Adam: Five years ago, I was flipping properties off of tax deed sales, living in Colorado with my two sons. And actually, I doubled our money three times at the end of that year, doubled my money three times. And the longest period of time that it took to double the money was eight days. And so, I remember thinking that this flipping thing was the best thing since sliced bread. That’s what I was doing five years ago. And there was a reason by the way, why I decided to do apartments and more passive investing than that. I was chasing that shiny object, that was five years ago. Five years from today, I will probably still be in Colorado. I will probably still be trying to get outside and exercise and play with the kids and enjoy life one day at a time. And most likely I will still be investing in apartment communities. I’m partnered in 1,400 apartment doors, which is about a hundred million dollars of real estate that I’m partnered into. And I assume I don’t need to get there, but I assume that I’ll probably be around double that in five years from today.
Seth: Nice, nice. I know you’ll get there, man. So last but not least, how has passive income made your life better?

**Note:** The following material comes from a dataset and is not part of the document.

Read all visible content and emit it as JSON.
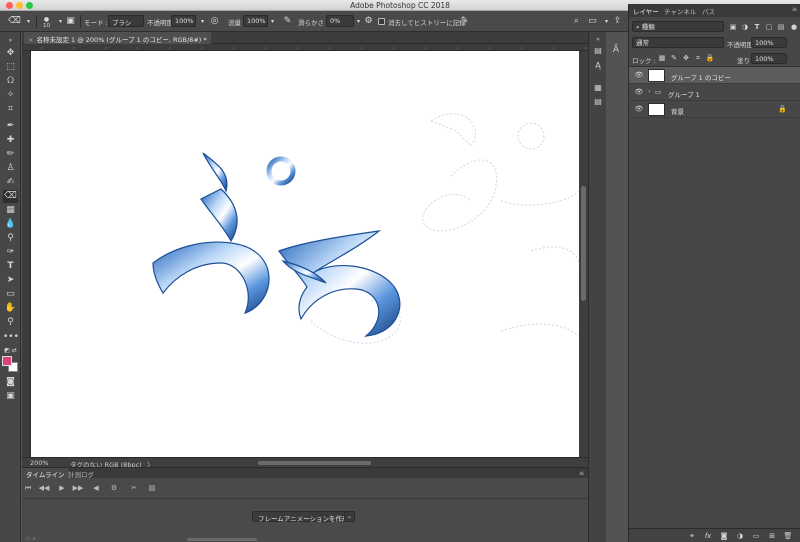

Adam: Honestly, the only thing that I would say, well, two things that has made it better, COVID just happened. So that’s the second thing is COVID happened and business, all types of business changes, the things we’re doing for active income change, sometimes for the better and sometimes for the worse. But when it happens for the worst, if you don’t have this passive income, then you’re going to struggle. You’re going to have to think on your toes. You’re going to have to think quick. You’re going to have to make some changes. But when we have that passive income coming in already, my expenses are completely covered by passive income. And that to me is amazing. And so, there’s that, when stuff hits the fan, we’re going to be okay. But the first reason going backwards, the first reason is literally because I know that if I want to stop working, if I want to take a vacation, I’m fine. I’m fine. I’ll be fine. And the passive income, it just keeps growing itself because I don’t have to work for it. So, I see a huge retirement account, you know, for me, I see being able to help other people by investing in their deals, by supporting their charities, etc., etc., etc. So, yeah, Passive income, that’s honestly where it’s at.
Seth: Yeah. I mean, some people are, they think of real estate is a little bit risky, but that’s really just the fear of the unknown because they haven’t done it yet. But you know, one source of income is what’s really incredibly risky.
Adam: Oh yeah. For sure.
Seth: Yeah. Adam, man, this has been incredible. Where can our listeners find out more about you?
Adam: Ah, perfect. Well, I have a little giveaway and they can just text the word vetting to the number 41404. Vetting to 41404.
Seth: Nice. Nice. All right, Adam, it is great having you on brother.
Adam: All right. Thank you for having me.
Seth: All right. Adam always brings the fire. He knows a lot about a lot. Adam is a champion at breaking down a complicated topic into just a few killer takeaways. Man, I love that guy. All right. Get over to www.passiveincomeattorney.com right now and download the absolutely free guide to passive investing in alternative assets. And for now, signing off, celebrate the journey.